Give back the data in full, with every line exact.
********************
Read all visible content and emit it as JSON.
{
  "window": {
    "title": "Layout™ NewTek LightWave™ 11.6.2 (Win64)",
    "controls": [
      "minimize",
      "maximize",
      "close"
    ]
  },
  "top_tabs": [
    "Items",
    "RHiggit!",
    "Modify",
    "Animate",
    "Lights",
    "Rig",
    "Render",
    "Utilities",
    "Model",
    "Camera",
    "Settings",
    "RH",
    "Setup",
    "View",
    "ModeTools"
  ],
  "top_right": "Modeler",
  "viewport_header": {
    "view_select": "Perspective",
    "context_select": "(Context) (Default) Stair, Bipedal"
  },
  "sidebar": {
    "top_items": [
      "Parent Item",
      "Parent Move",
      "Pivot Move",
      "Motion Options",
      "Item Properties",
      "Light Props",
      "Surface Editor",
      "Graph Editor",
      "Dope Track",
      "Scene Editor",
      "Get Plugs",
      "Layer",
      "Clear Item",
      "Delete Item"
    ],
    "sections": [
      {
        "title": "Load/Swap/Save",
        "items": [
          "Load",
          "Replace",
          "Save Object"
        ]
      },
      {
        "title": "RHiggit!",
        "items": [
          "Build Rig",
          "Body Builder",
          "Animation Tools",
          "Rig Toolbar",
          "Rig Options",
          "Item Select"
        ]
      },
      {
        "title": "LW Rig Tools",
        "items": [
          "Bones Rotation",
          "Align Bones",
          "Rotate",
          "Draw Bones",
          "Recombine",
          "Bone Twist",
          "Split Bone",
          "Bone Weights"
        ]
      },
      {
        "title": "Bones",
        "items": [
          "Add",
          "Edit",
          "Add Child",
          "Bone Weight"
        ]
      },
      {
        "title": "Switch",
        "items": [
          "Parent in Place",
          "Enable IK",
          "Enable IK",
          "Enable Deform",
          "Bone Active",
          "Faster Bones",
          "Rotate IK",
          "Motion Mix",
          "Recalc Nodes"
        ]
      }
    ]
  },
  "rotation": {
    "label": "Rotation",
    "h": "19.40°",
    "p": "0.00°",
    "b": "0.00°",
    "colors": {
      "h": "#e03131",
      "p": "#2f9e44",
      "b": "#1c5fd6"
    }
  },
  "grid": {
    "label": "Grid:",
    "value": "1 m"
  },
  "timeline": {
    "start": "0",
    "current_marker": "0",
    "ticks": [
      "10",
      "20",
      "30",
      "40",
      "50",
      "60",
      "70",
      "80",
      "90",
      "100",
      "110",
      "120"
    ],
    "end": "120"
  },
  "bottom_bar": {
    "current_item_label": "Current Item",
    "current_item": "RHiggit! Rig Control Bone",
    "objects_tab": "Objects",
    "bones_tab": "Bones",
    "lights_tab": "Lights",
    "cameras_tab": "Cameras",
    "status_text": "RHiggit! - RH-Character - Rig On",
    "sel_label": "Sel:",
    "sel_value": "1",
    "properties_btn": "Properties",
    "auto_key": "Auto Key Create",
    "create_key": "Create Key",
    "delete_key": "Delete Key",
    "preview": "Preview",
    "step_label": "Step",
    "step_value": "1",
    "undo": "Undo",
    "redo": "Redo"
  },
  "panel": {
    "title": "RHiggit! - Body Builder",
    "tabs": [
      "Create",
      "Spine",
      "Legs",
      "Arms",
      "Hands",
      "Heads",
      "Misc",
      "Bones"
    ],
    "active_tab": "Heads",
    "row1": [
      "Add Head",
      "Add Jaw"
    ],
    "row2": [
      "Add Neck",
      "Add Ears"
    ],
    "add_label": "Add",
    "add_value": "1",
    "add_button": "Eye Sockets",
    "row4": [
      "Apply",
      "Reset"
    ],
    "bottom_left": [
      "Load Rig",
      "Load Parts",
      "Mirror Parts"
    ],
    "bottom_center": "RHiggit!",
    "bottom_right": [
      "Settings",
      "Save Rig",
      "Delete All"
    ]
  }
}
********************
Exercise answer>
Read all visible content and emit it as JSON.
{
  "window": {
    "title": "Layout™ NewTek LightWave™ 11.6.2 (Win64)",
    "controls": [
      "minimize",
      "maximize",
      "close"
    ]
  },
  "top_tabs": [
    "Items",
    "RHiggit!",
    "Modify",
    "Animate",
    "Lights",
    "Rig",
    "Render",
    "Utilities",
    "Model",
    "Camera",
    "Settings",
    "RH",
    "Setup",
    "View",
    "ModeTools"
  ],
  "top_right": "Modeler",
  "viewport_header": {
    "view_select": "Perspective",
    "context_select": "(Context) (Default) Stair, Bipedal"
  },
  "sidebar": {
    "top_items": [
      "Parent Item",
      "Parent Move",
      "Pivot Move",
      "Motion Options",
      "Item Properties",
      "Light Props",
      "Surface Editor",
      "Graph Editor",
      "Dope Track",
      "Scene Editor",
      "Get Plugs",
      "Layer",
      "Clear Item",
      "Delete Item"
    ],
    "sections": [
      {
        "title": "Load/Swap/Save",
        "items": [
          "Load",
          "Replace",
          "Save Object"
        ]
      },
      {
        "title": "RHiggit!",
        "items": [
          "Build Rig",
          "Body Builder",
          "Animation Tools",
          "Rig Toolbar",
          "Rig Options",
          "Item Select"
        ]
      },
      {
        "title": "LW Rig Tools",
        "items": [
          "Bones Rotation",
          "Align Bones",
          "Rotate",
          "Draw Bones",
          "Recombine",
          "Bone Twist",
          "Split Bone",
          "Bone Weights"
        ]
      },
      {
        "title": "Bones",
        "items": [
          "Add",
          "Edit",
          "Add Child",
          "Bone Weight"
        ]
      },
      {
        "title": "Switch",
        "items": [
          "Parent in Place",
          "Enable IK",
          "Enable IK",
          "Enable Deform",
          "Bone Active",
          "Faster Bones",
          "Rotate IK",
          "Motion Mix",
          "Recalc Nodes"
        ]
      }
    ]
  },
  "rotation": {
    "label": "Rotation",
    "h": "19.40°",
    "p": "0.00°",
    "b": "0.00°",
    "colors": {
      "h": "#e03131",
      "p": "#2f9e44",
      "b": "#1c5fd6"
    }
  },
  "grid": {
    "label": "Grid:",
    "value": "1 m"
  },
  "timeline": {
    "start": "0",
    "current_marker": "0",
    "ticks": [
      "10",
      "20",
      "30",
      "40",
      "50",
      "60",
      "70",
      "80",
      "90",
      "100",
      "110",
      "120"
    ],
    "end": "120"
  },
  "bottom_bar": {
    "current_item_label": "Current Item",
    "current_item": "RHiggit! Rig Control Bone",
    "objects_tab": "Objects",
    "bones_tab": "Bones",
    "lights_tab": "Lights",
    "cameras_tab": "Cameras",
    "status_text": "RHiggit! - RH-Character - Rig On",
    "sel_label": "Sel:",
    "sel_value": "1",
    "properties_btn": "Properties",
    "auto_key": "Auto Key Create",
    "create_key": "Create Key",
    "delete_key": "Delete Key",
    "preview": "Preview",
    "step_label": "Step",
    "step_value": "1",
    "undo": "Undo",
    "redo": "Redo"
  },
  "panel": {
    "title": "RHiggit! - Body Builder",
    "tabs": [
      "Create",
      "Spine",
      "Legs",
      "Arms",
      "Hands",
      "Heads",
      "Misc",
      "Bones"
    ],
    "active_tab": "Heads",
    "row1": [
      "Add Head",
      "Add Jaw"
    ],
    "row2": [
      "Add Neck",
      "Add Ears"
    ],
    "add_label": "Add",
    "add_value": "1",
    "add_button": "Eye Sockets",
    "row4": [
      "Apply",
      "Reset"
    ],
    "bottom_left": [
      "Load Rig",
      "Load Parts",
      "Mirror Parts"
    ],
    "bottom_center": "RHiggit!",
    "bottom_right": [
      "Settings",
      "Save Rig",
      "Delete All"
    ]
  }
}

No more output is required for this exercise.